GBA Logo horizontal Facebook LinkedIn Email Pinterest Twitter Instagram YouTube Icon Navigation Search Icon Main Search Icon Video Play Icon Audio Play Icon Headphones Icon Plus Icon Minus Icon Check Icon Print Icon Picture icon Single Arrow Icon Double Arrow Icon Hamburger Icon TV Icon Close Icon Sorted Hamburger/Search Icon
Green Building News

Firm Will Test Smart Features in Rentals

Web-connected thermostats and locks could attract renters of apartments and save building owners time and money

People who rent rather than own their apartments may eventually expect amenities that come with smart-home technology, giving apartment house owners a reason to think about investing in web-connected devices.
Image Credit: Cameron Adams/Flickr

Web-connected devices such as thermostats and locks are being snapped up by homeowners who want the convenience of smart-home technology while renters, barred from altering wiring or door locks, watch from the sidelines.

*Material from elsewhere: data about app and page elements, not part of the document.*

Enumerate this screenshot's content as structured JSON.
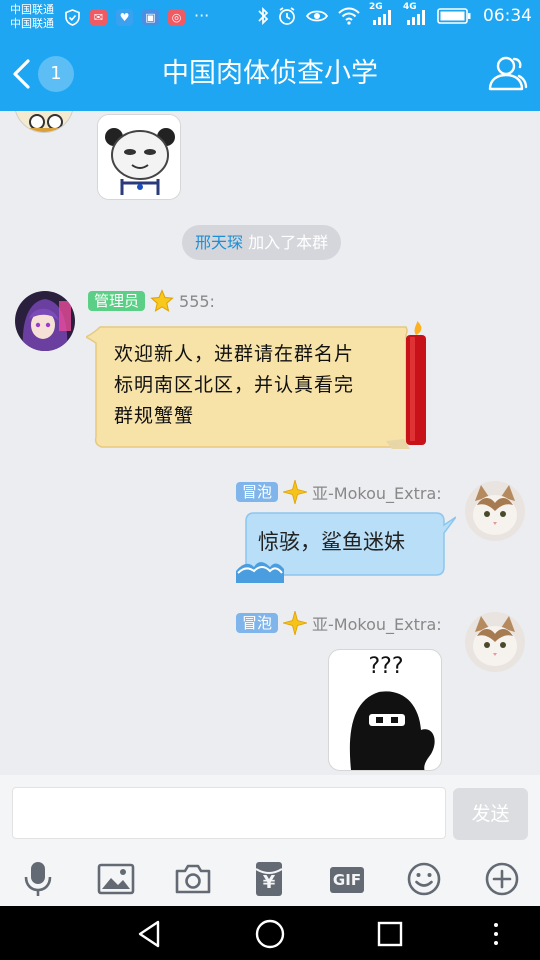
{
  "status_bar": {
    "carrier_1": "中国联通",
    "carrier_2": "中国联通",
    "network_1": "2G",
    "network_2": "4G",
    "time": "06:34",
    "icons": [
      "shield-icon",
      "mail-icon",
      "health-icon",
      "gallery-icon",
      "weibo-icon",
      "more-dots-icon",
      "bluetooth-icon",
      "alarm-icon",
      "eye-icon",
      "wifi-icon",
      "signal-icon",
      "battery-icon"
    ]
  },
  "header": {
    "title": "中国肉体侦查小学",
    "unread_count": "1",
    "back_icon": "chevron-left-icon",
    "group_icon": "group-members-icon"
  },
  "messages": {
    "system_notice": {
      "member_name": "邢天琛",
      "text": "加入了本群"
    },
    "admin_message": {
      "badge": "管理员",
      "star_icon": "star-icon",
      "sender": "555:",
      "text_line_1": "欢迎新人，进群请在群名片",
      "text_line_2": "标明南区北区，并认真看完",
      "text_line_3": "群规蟹蟹"
    },
    "self_message_1": {
      "badge": "冒泡",
      "sparkle_icon": "sparkle-icon",
      "sender": "亚-Mokou_Extra:",
      "text": "惊骇，鲨鱼迷妹"
    },
    "self_message_2": {
      "badge": "冒泡",
      "sparkle_icon": "sparkle-icon",
      "sender": "亚-Mokou_Extra:",
      "sticker_text": "???"
    }
  },
  "input": {
    "value": "",
    "placeholder": "",
    "send_label": "发送"
  },
  "toolbar": {
    "items": [
      "microphone-icon",
      "image-icon",
      "camera-icon",
      "red-packet-icon",
      "gif-icon",
      "emoji-icon",
      "plus-icon"
    ],
    "gif_label": "GIF",
    "red_packet_symbol": "¥"
  },
  "colors": {
    "accent": "#1fa6f2",
    "background": "#ecedf1",
    "admin_badge": "#5bcf85",
    "bubble_badge": "#7fb5ea"
  }
}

Now, NWP Services Corporation, which provides smart metering and billing services to owners of apartment house complexes, is planning to test those and other web-connected devices in rentals in two states to see how attractive they might provide to landlords as well as tenants.

According to an article in Fortune, NWP will test web-connected lights, thermostats and locks in California and Florida as the market opens its arms to more smart-home features.

“It feels like the market is now ready for this,” NWP CEO Ron Reed told Fortune. “For some properties this is just going to be the ticket for entry but for others there is going to be a clear [return on investment].”

Benefits and risks

Renters would enjoy the same features that homeowners already can tap into: door locks that can be checked remotely and thermostats and lighting that can be controlled by a smart phone or tablet. As the technology continues to expand, renters may expect to see it in their apartments. Landlords who offer it could get a competitive edge.

But apartment owners also stand to gain in other ways, the report said.

For example, web-connected thermostats would allow landlords to turn down the heat in individual apartments after residents have moved out. Door locks that can be activated by a smart phone app would eliminate the need to change locks or replace keys when renters move out. Web-connected moisture sensors and smoke alarms are other features that could aid landlords, Reed said.

NWP also is exploring the potential downside for landlords.

“There’s a lot of tech here, but there are also business problems,” said Reed. “We’re going to need someone at the front desk 24-7 to handle customer support.”

Another challenge for the company will be in getting devices to work with NWP’s software and billing systems, Reed said.

0 Comments

Log in or create an account to post a comment.

Related

Community

Recent Questions and Replies

  • |
  • |
  • |
  • |